Enterprise Connect conducted a recent study of management practices in today's organizations. It draws some highly valuable conclusions on the impact that management capabilities and actions have on business performance.
The research was conducted by the University of Technology Sydney, the Macquarie Graduate School of Management and the Society of Knowledge Economics as an extension of the international study conducted by the London School of Economics, Stanford University and McKinsey & Co. In 2009, the researchers conducted patterned interviews with 439 medium and large-sized manufacturing companies in Australia, along with a smaller number of services organizations.
Practices were examined across eighteen different dimensions in three management categories; people, performance and operations. Each management practice was scored on a scale from one (worst practice) to five (best practice). The study found significant correlations between management practices and business performance. Amongst its key findings were:
A single point increase in management score is associated with an increase:
• in sales of 13%
• in output equivalent to a 56% increase in the labor force
• in output equivalent to a 44% increase in invested capital
In the area of creativity, the highest scoring firms were found to be about 50 times more innovative than the lowest scoring companies. The study also drew a clear link between management education and capability on the one hand and company productivity and profitability on the other. It found that:
• 64% of managers in the highest scoring firms are university educated (only 3% in the lowest scoring firms)
• 20% of non-management employees in the highest scoring firms are university educated (only 1% in the lowest scoring firms)
With higher management skill levels leading to more effective management practices, researchers concluded that organizations need to focus more on training and development initiatives aimed at upskilling managers and the wider workforce. One impediment to such upskilling, the report authors noted, is the disconnect between how managers perceive their own company's management capability and the real level of capability. In the survey, managers consistently overrated their own firm's management performance. This can lead to a "blind spot" impeding further improvement in management skills. The report also highlighted the importance of granting more autonomy to managers and front-line workers as a way of fostering innovation and a sense of accountability.
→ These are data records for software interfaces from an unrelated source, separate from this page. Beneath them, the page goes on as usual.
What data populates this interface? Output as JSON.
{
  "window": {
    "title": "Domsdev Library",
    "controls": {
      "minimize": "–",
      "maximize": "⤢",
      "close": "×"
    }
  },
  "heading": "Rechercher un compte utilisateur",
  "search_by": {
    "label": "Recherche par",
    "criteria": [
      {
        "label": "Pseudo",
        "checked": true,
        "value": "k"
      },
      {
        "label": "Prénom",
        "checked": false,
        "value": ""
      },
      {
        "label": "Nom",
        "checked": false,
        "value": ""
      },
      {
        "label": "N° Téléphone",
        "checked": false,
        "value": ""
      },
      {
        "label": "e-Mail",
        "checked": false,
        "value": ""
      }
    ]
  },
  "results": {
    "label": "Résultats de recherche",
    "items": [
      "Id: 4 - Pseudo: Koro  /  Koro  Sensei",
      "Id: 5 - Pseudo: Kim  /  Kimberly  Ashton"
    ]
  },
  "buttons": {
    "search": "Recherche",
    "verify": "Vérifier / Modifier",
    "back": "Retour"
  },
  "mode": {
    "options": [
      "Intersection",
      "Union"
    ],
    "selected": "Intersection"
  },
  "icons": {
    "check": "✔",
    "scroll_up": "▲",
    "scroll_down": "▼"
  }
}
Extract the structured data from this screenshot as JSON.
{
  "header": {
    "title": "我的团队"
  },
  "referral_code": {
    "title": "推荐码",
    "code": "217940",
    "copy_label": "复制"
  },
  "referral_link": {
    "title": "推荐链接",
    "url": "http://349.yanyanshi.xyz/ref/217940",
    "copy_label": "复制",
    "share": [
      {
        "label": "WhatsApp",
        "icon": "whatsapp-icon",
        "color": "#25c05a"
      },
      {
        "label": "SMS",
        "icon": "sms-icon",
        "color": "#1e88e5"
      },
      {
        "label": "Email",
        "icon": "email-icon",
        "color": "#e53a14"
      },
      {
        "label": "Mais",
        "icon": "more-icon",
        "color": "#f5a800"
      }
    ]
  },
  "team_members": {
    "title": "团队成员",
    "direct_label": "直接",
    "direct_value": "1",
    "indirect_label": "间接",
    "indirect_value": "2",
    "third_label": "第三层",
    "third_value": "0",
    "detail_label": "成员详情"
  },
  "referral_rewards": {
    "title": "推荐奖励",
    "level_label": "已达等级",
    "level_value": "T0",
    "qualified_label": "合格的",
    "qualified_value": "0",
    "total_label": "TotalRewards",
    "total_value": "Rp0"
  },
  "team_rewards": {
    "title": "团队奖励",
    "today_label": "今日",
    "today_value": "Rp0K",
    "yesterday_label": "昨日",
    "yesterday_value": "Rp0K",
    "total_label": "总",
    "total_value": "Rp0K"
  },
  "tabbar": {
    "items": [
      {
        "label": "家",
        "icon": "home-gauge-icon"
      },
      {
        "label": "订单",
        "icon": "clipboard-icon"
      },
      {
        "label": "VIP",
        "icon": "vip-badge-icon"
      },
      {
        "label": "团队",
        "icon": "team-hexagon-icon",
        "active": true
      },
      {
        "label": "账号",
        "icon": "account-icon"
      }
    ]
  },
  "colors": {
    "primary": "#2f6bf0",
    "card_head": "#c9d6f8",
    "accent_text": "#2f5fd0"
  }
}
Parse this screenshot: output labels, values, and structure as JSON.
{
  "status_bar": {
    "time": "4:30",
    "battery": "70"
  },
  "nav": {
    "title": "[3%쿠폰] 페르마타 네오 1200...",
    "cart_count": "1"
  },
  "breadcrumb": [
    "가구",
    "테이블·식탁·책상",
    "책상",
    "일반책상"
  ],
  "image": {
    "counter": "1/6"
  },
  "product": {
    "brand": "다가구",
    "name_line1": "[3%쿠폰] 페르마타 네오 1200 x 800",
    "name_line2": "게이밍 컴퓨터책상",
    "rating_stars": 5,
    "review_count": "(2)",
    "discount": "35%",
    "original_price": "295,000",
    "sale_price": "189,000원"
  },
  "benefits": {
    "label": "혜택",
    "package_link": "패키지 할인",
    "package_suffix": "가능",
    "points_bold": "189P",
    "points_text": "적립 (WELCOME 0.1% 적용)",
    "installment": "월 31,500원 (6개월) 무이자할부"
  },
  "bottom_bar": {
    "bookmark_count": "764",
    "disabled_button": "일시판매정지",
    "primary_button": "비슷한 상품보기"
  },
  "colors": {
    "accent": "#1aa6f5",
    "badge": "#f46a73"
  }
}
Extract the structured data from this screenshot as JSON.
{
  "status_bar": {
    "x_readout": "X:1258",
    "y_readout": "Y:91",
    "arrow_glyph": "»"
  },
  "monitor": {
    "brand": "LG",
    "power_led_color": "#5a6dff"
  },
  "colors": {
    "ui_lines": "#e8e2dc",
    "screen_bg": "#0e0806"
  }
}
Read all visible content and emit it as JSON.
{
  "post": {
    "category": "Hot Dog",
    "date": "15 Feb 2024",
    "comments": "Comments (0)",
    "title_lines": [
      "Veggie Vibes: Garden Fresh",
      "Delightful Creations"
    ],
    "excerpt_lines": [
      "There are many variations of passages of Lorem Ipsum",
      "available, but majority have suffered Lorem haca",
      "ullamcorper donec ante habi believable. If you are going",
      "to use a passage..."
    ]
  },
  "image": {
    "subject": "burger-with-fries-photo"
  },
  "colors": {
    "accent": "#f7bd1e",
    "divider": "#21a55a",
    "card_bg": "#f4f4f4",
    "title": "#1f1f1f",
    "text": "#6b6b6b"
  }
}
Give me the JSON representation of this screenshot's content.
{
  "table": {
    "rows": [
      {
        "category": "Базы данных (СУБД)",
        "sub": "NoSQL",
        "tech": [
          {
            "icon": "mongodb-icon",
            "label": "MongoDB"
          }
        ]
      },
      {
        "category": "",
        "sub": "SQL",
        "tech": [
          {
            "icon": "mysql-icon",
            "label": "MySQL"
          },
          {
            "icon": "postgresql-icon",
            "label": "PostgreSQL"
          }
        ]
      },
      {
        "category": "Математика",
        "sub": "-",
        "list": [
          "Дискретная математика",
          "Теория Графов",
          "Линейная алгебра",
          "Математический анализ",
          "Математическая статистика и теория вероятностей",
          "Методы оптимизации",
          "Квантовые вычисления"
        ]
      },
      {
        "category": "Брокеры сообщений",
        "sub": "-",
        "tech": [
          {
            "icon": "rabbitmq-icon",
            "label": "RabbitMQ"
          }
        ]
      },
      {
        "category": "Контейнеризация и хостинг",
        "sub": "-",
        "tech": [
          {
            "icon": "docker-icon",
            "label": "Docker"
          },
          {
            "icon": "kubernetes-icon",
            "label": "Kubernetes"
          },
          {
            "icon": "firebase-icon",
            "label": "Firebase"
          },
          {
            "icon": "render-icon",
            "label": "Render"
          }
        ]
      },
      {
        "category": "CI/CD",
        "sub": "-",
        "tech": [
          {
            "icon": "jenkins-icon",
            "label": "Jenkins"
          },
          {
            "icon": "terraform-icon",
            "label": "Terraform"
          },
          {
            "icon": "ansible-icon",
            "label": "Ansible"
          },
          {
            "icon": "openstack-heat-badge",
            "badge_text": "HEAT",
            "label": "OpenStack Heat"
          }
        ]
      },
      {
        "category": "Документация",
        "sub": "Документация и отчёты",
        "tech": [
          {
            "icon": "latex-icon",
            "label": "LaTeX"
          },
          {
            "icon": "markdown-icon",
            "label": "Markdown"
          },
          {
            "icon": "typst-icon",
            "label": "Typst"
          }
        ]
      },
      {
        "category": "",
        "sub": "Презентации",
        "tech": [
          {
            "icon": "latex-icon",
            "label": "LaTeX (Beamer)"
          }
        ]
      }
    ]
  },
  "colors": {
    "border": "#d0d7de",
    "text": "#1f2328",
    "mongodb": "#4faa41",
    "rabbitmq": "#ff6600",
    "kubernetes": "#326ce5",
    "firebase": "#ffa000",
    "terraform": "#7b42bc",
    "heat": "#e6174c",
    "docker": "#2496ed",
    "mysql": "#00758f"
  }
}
Looking at the performance of Australian firms in particular, the report made the following findings:
• Australian management practices overall rate slightly above average, ranking sixth among the sixteen countries participating in the survey.
• In the area of operations management practices, Australia ranks seventh among the sixteen countries.
• In the area of performance management practices, Australia ranks sixth among the sixteen countries.
• In the area of people management practices, Australia ranks eighth among the sixteen countries.
For the researchers, people management arose as an area in which Australian organizations need to devote significantly more of its energies. The report highlighted the closing performance gap between the emerging powerhouses of China and India. For Australian businesses to remain competitive in this new deregulated environment, it noted, local firms need to improve their human capital practices. In particular, they need to focus more on attracting, retaining and developing their talent and correcting poor employee performance issues.
Management Matters in Australia: Just how productive are we? - Findings from the Australian Management Practices and Productivity global benchmarking project
Report commissioned by the Australian Government, Department of Innovation, Industry, Science and Research
ISBN 978 0 642 72626 1
Read the full report at http://www.innovation.gov.au/General/Corporate/Documents/ManagementMatte...